Figure 2 – Protein markers of LPM. Quantification of αSMA (hepatic stellate cells), fibronectin, and F4/80+ cells (macrophages) by immunofluorescence in fixed liver histologic sections derived from LPM (Pan02 exosome injection) and CTR (sham PBS injection) mice. (*p<0.05; *** p<0.001)

Figure 3 – Diffusion and kurtosis components in liver DWI. Data collected from a representative ROI on a CTR sample from batch 3, to show the Diffusion (dashed line) and Kurtosis (straight line) components of the log signal vs. b curve (average±SD). MK and MD parameters derived from the equation displayed, as reported previously (7).

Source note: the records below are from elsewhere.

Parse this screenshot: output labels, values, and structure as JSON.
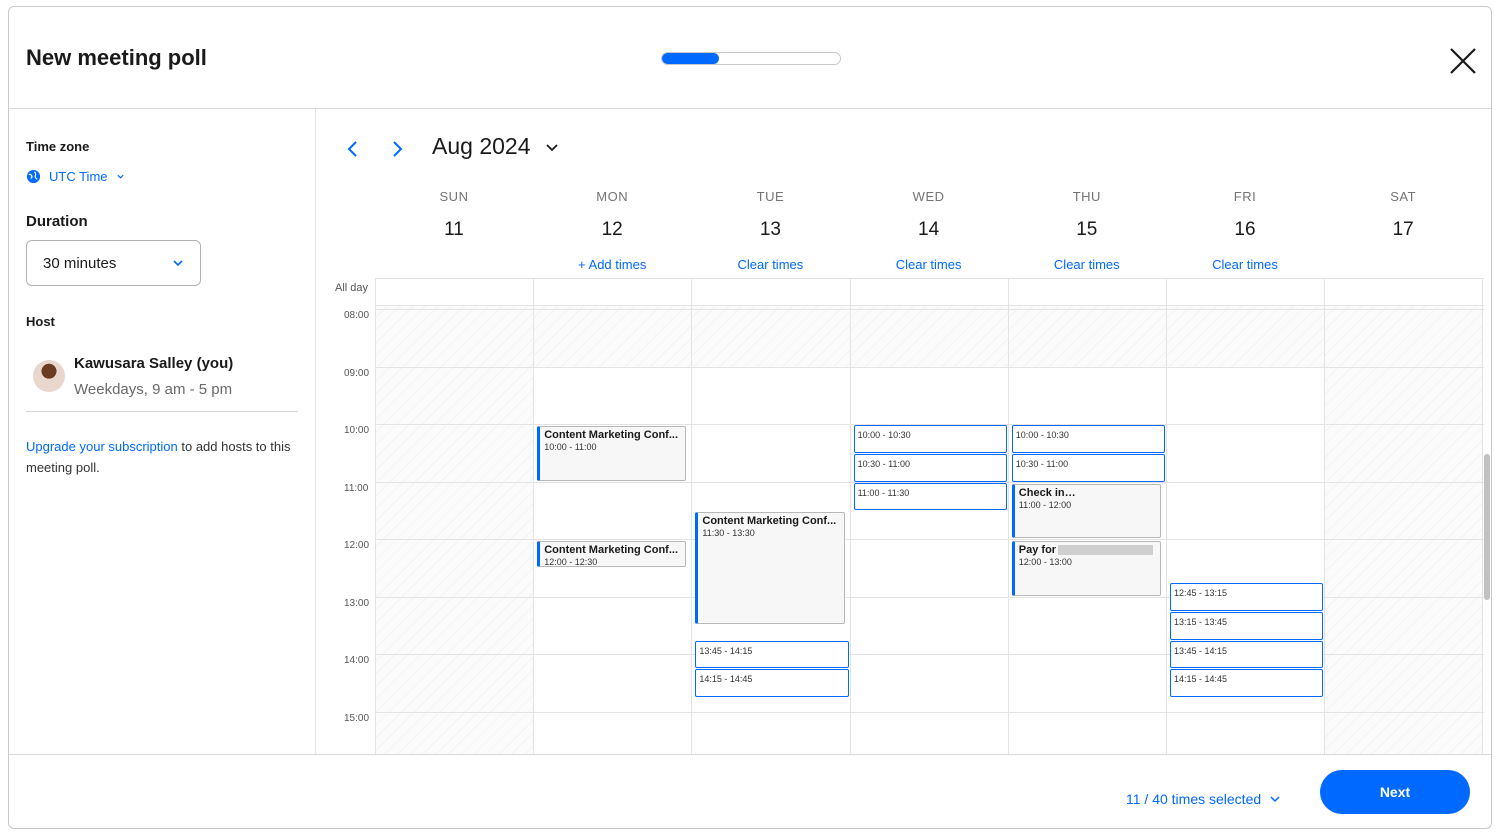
{
  "header": {
    "title": "New meeting poll",
    "progress": 0.32
  },
  "sidebar": {
    "timezone_label": "Time zone",
    "timezone_value": "UTC Time",
    "duration_label": "Duration",
    "duration_value": "30 minutes",
    "host_label": "Host",
    "host_name": "Kawusara Salley (you)",
    "host_hours": "Weekdays, 9 am - 5 pm",
    "upgrade_link": "Upgrade your subscription",
    "upgrade_text": " to add hosts to this meeting poll."
  },
  "calendar": {
    "month": "Aug 2024",
    "days": [
      {
        "name": "SUN",
        "num": "11",
        "action": ""
      },
      {
        "name": "MON",
        "num": "12",
        "action": "+ Add times"
      },
      {
        "name": "TUE",
        "num": "13",
        "action": "Clear times"
      },
      {
        "name": "WED",
        "num": "14",
        "action": "Clear times"
      },
      {
        "name": "THU",
        "num": "15",
        "action": "Clear times"
      },
      {
        "name": "FRI",
        "num": "16",
        "action": "Clear times"
      },
      {
        "name": "SAT",
        "num": "17",
        "action": ""
      }
    ],
    "allday_label": "All day",
    "hours": [
      "08:00",
      "09:00",
      "10:00",
      "11:00",
      "12:00",
      "13:00",
      "14:00",
      "15:00"
    ],
    "events": [
      {
        "day": 1,
        "title": "Content Marketing Conf...",
        "time": "10:00 - 11:00"
      },
      {
        "day": 1,
        "title": "Content Marketing Conf...",
        "time": "12:00 - 12:30"
      },
      {
        "day": 2,
        "title": "Content Marketing Conf...",
        "time": "11:30 - 13:30"
      },
      {
        "day": 4,
        "title": "Check in",
        "time": "11:00 - 12:00"
      },
      {
        "day": 4,
        "title": "Pay for",
        "time": "12:00 - 13:00"
      }
    ],
    "slots": [
      {
        "day": 2,
        "time": "13:45 - 14:15"
      },
      {
        "day": 2,
        "time": "14:15 - 14:45"
      },
      {
        "day": 3,
        "time": "10:00 - 10:30"
      },
      {
        "day": 3,
        "time": "10:30 - 11:00"
      },
      {
        "day": 3,
        "time": "11:00 - 11:30"
      },
      {
        "day": 4,
        "time": "10:00 - 10:30"
      },
      {
        "day": 4,
        "time": "10:30 - 11:00"
      },
      {
        "day": 5,
        "time": "12:45 - 13:15"
      },
      {
        "day": 5,
        "time": "13:15 - 13:45"
      },
      {
        "day": 5,
        "time": "13:45 - 14:15"
      },
      {
        "day": 5,
        "time": "14:15 - 14:45"
      }
    ]
  },
  "footer": {
    "selected": "11 / 40 times selected",
    "next_label": "Next"
  },
  "colors": {
    "accent": "#0069ff"
  }
}
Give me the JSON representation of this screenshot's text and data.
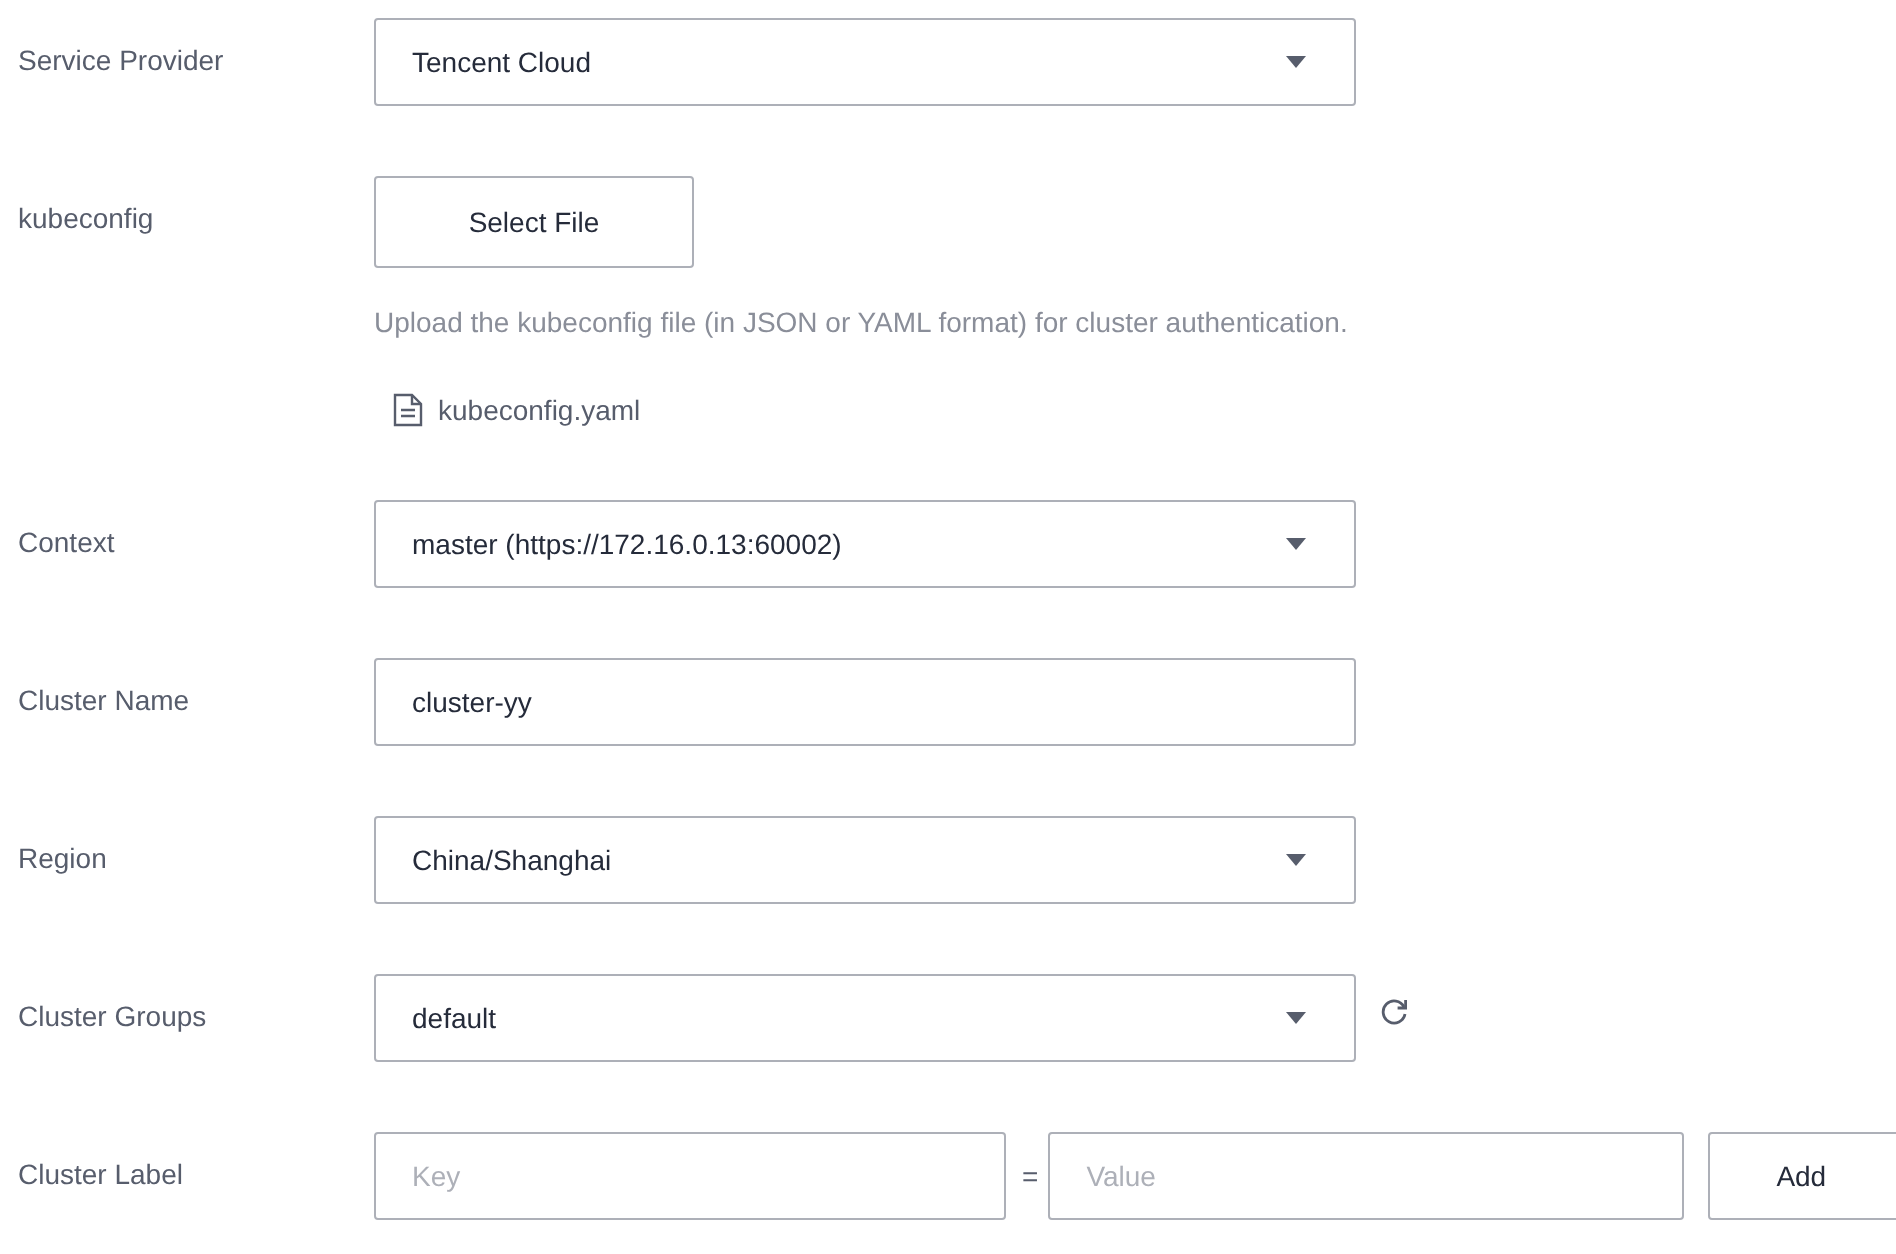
{
  "form": [
    {
      "kind": "select",
      "label": "Service Provider",
      "value": "Tencent Cloud"
    },
    {
      "kind": "file",
      "label": "kubeconfig",
      "button": "Select File",
      "help": "Upload the kubeconfig file (in JSON or YAML format) for cluster authentication.",
      "file_name": "kubeconfig.yaml"
    },
    {
      "kind": "select",
      "label": "Context",
      "value": "master (https://172.16.0.13:60002)"
    },
    {
      "kind": "input",
      "label": "Cluster Name",
      "value": "cluster-yy"
    },
    {
      "kind": "select",
      "label": "Region",
      "value": "China/Shanghai"
    },
    {
      "kind": "select_refresh",
      "label": "Cluster Groups",
      "value": "default"
    },
    {
      "kind": "pair",
      "label": "Cluster Label",
      "key_placeholder": "Key",
      "separator": "=",
      "value_placeholder": "Value",
      "button": "Add"
    }
  ]
}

Figure 4 – Differences between LPM and CTR groups based on MD and MK parameters. Single pixel-level histograms for each group (top); and respective median±IQR plots (bottom), based on whole tissue ROI analysis (* p<0.05).

Table 1 – Summary of DWI parameters analyzed. Each parameters was calculated according to: a Henriques et al. (7) – see Fig. 3; b standard diffusion tensor imaging method (5,6), not accounting for kurtosis effects; c standard diffusion kurtosis imaging method (8,9), correcting for higher order terms; p values base on the Mann Whitney test.

Proc. Intl. Soc. Mag. Reson. Med. 27 (2019)